-- Exercise requirements --
Check each line of the listing, and copy it if it contains the word "ADRIÀ".

____ Record excerpts

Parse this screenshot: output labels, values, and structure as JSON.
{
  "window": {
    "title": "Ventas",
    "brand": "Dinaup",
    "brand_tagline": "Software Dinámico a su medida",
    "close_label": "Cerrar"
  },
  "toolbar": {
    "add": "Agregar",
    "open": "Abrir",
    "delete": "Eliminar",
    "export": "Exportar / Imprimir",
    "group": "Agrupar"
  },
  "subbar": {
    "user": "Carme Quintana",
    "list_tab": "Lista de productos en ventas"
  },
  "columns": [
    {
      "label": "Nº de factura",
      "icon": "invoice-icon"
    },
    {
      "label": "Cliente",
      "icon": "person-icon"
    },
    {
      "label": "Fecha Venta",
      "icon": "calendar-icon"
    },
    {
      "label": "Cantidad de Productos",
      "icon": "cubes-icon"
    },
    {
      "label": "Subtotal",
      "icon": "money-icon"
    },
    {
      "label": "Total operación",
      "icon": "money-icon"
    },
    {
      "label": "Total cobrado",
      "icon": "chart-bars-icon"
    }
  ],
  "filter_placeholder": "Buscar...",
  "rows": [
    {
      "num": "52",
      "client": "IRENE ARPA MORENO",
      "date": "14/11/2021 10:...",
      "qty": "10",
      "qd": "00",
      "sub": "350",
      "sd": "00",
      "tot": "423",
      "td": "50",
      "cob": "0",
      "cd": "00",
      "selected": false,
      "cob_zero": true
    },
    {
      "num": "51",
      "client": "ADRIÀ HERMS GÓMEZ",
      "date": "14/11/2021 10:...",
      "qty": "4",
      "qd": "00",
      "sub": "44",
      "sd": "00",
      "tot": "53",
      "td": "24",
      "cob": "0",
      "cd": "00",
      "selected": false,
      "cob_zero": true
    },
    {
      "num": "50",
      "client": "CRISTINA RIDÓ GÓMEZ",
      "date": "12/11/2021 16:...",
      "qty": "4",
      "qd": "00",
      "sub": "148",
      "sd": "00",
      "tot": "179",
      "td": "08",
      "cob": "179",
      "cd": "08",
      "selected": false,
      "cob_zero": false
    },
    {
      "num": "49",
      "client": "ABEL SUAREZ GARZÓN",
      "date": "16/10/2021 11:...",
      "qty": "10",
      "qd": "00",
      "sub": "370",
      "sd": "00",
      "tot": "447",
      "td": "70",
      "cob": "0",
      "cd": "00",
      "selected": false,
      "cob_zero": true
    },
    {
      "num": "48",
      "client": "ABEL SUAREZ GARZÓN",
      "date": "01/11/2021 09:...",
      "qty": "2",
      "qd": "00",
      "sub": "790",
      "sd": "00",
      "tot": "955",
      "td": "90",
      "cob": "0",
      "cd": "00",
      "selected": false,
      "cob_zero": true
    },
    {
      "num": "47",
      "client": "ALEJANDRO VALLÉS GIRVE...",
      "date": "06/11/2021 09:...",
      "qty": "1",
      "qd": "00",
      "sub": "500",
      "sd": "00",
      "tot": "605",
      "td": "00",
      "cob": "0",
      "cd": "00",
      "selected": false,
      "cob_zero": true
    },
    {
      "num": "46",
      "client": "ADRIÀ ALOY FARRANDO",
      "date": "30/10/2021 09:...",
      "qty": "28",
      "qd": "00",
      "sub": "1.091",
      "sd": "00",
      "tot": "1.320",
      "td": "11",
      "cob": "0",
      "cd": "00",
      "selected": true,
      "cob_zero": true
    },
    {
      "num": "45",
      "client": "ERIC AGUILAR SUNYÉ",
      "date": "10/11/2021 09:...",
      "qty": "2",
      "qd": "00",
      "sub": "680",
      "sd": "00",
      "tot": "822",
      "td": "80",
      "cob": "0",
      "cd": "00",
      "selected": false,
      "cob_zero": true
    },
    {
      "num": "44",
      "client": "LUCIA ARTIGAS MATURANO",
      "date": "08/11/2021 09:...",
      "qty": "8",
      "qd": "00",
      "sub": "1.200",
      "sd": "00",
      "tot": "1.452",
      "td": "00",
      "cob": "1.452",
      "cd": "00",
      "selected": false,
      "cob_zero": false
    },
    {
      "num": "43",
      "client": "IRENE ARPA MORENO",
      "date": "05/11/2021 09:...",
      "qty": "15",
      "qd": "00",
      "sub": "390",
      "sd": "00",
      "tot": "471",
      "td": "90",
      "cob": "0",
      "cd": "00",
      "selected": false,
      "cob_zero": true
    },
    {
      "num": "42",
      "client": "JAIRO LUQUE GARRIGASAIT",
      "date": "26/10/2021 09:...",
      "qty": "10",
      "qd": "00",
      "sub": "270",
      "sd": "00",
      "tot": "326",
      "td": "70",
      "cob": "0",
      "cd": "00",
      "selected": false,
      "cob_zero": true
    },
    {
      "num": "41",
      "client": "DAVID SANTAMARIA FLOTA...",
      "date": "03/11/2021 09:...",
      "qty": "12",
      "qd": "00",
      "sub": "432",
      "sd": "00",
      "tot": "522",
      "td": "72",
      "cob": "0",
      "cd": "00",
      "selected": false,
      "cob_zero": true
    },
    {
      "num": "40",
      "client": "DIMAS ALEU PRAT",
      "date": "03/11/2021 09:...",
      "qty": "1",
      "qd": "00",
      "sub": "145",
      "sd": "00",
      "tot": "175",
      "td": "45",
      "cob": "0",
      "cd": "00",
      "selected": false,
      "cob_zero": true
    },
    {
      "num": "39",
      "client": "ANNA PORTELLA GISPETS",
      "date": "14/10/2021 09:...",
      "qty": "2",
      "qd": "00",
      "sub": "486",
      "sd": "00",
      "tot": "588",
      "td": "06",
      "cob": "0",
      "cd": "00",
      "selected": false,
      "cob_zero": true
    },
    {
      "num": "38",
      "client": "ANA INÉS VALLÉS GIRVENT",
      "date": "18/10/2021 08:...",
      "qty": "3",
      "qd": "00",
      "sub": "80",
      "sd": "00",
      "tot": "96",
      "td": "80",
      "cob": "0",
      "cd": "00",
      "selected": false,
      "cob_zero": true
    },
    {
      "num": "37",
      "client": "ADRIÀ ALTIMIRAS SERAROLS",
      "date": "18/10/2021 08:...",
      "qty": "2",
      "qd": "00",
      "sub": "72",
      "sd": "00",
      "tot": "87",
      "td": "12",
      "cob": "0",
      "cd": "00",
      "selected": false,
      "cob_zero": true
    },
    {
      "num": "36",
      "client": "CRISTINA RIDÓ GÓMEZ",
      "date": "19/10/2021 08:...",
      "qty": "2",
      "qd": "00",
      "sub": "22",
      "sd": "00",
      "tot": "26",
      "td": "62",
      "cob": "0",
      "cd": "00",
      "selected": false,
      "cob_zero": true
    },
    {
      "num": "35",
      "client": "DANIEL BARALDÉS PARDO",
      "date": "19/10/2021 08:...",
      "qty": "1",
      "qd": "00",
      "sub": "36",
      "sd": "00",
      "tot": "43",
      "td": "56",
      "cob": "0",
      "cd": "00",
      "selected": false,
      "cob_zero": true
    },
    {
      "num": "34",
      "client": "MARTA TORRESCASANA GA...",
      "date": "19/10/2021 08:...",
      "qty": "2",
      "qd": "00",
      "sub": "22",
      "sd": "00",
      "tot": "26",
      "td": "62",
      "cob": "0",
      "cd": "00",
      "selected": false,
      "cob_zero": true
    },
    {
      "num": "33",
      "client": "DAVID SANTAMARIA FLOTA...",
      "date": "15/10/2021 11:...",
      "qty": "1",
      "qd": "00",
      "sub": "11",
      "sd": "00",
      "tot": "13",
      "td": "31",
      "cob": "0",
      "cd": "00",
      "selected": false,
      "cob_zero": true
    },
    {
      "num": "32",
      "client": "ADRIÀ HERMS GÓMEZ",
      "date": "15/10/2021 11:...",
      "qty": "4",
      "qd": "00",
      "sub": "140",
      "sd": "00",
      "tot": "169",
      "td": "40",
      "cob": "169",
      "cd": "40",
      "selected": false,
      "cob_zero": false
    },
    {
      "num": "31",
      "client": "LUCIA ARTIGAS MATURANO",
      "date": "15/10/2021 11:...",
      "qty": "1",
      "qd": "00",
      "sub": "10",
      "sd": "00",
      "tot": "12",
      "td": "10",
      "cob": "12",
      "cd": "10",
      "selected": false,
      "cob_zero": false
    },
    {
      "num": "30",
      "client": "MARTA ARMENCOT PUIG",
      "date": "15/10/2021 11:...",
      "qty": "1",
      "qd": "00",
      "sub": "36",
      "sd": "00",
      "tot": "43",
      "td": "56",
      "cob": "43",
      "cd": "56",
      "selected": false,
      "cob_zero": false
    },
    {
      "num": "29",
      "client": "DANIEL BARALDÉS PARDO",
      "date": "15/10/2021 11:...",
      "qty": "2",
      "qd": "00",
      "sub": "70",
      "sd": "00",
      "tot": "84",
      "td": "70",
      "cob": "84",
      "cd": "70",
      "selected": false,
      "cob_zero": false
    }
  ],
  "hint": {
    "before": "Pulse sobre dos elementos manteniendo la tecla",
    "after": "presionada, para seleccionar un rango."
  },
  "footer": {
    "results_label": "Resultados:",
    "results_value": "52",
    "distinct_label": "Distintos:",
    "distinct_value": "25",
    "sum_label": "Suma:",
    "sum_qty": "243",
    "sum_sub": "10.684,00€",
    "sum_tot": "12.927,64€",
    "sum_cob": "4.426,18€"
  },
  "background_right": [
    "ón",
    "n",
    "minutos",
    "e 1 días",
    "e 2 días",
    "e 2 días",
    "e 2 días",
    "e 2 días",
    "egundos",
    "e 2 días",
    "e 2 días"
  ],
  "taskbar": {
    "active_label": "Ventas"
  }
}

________

-- Output below --
      "client": "ADRIÀ HERMS GÓMEZ",
      "client": "ADRIÀ ALOY FARRANDO",
      "client": "ADRIÀ ALTIMIRAS SERAROLS",
      "client": "ADRIÀ HERMS GÓMEZ",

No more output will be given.